[Dataset rows describing interfaces]
-- -- --
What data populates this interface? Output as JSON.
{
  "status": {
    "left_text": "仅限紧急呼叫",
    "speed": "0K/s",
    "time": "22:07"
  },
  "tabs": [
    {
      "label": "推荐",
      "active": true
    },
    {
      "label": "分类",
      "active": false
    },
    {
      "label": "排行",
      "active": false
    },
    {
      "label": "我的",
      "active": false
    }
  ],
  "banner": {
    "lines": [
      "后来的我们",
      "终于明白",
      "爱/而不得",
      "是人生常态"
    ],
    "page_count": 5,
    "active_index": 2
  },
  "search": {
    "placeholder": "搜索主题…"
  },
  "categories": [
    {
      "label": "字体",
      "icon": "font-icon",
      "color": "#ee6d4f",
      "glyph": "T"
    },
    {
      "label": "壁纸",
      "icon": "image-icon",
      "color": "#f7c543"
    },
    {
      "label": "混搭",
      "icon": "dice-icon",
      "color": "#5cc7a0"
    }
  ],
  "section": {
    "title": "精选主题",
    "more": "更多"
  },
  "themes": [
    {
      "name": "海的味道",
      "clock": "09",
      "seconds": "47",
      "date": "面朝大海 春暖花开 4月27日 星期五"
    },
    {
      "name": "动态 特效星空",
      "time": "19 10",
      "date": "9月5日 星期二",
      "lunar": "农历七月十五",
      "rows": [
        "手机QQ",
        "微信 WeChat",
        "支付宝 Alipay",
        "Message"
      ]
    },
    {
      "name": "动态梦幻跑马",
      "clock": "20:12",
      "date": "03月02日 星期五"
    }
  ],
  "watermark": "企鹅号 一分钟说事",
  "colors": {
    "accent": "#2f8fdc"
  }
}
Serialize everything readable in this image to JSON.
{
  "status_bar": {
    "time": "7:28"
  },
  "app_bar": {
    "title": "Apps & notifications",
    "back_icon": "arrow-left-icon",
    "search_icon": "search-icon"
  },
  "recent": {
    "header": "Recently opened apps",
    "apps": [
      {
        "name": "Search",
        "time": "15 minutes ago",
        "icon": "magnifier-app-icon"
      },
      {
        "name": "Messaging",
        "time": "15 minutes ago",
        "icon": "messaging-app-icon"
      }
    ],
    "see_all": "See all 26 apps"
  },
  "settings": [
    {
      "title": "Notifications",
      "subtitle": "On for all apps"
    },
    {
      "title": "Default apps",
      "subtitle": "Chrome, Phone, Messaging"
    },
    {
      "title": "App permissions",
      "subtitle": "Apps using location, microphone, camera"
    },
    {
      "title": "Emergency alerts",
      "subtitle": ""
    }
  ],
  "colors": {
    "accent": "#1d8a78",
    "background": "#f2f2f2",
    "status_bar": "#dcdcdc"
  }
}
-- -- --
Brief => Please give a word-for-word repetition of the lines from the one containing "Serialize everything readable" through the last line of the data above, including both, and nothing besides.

Reply to the task =>
Serialize everything readable in this image to JSON.
{
  "status_bar": {
    "time": "7:28"
  },
  "app_bar": {
    "title": "Apps & notifications",
    "back_icon": "arrow-left-icon",
    "search_icon": "search-icon"
  },
  "recent": {
    "header": "Recently opened apps",
    "apps": [
      {
        "name": "Search",
        "time": "15 minutes ago",
        "icon": "magnifier-app-icon"
      },
      {
        "name": "Messaging",
        "time": "15 minutes ago",
        "icon": "messaging-app-icon"
      }
    ],
    "see_all": "See all 26 apps"
  },
  "settings": [
    {
      "title": "Notifications",
      "subtitle": "On for all apps"
    },
    {
      "title": "Default apps",
      "subtitle": "Chrome, Phone, Messaging"
    },
    {
      "title": "App permissions",
      "subtitle": "Apps using location, microphone, camera"
    },
    {
      "title": "Emergency alerts",
      "subtitle": ""
    }
  ],
  "colors": {
    "accent": "#1d8a78",
    "background": "#f2f2f2",
    "status_bar": "#dcdcdc"
  }
}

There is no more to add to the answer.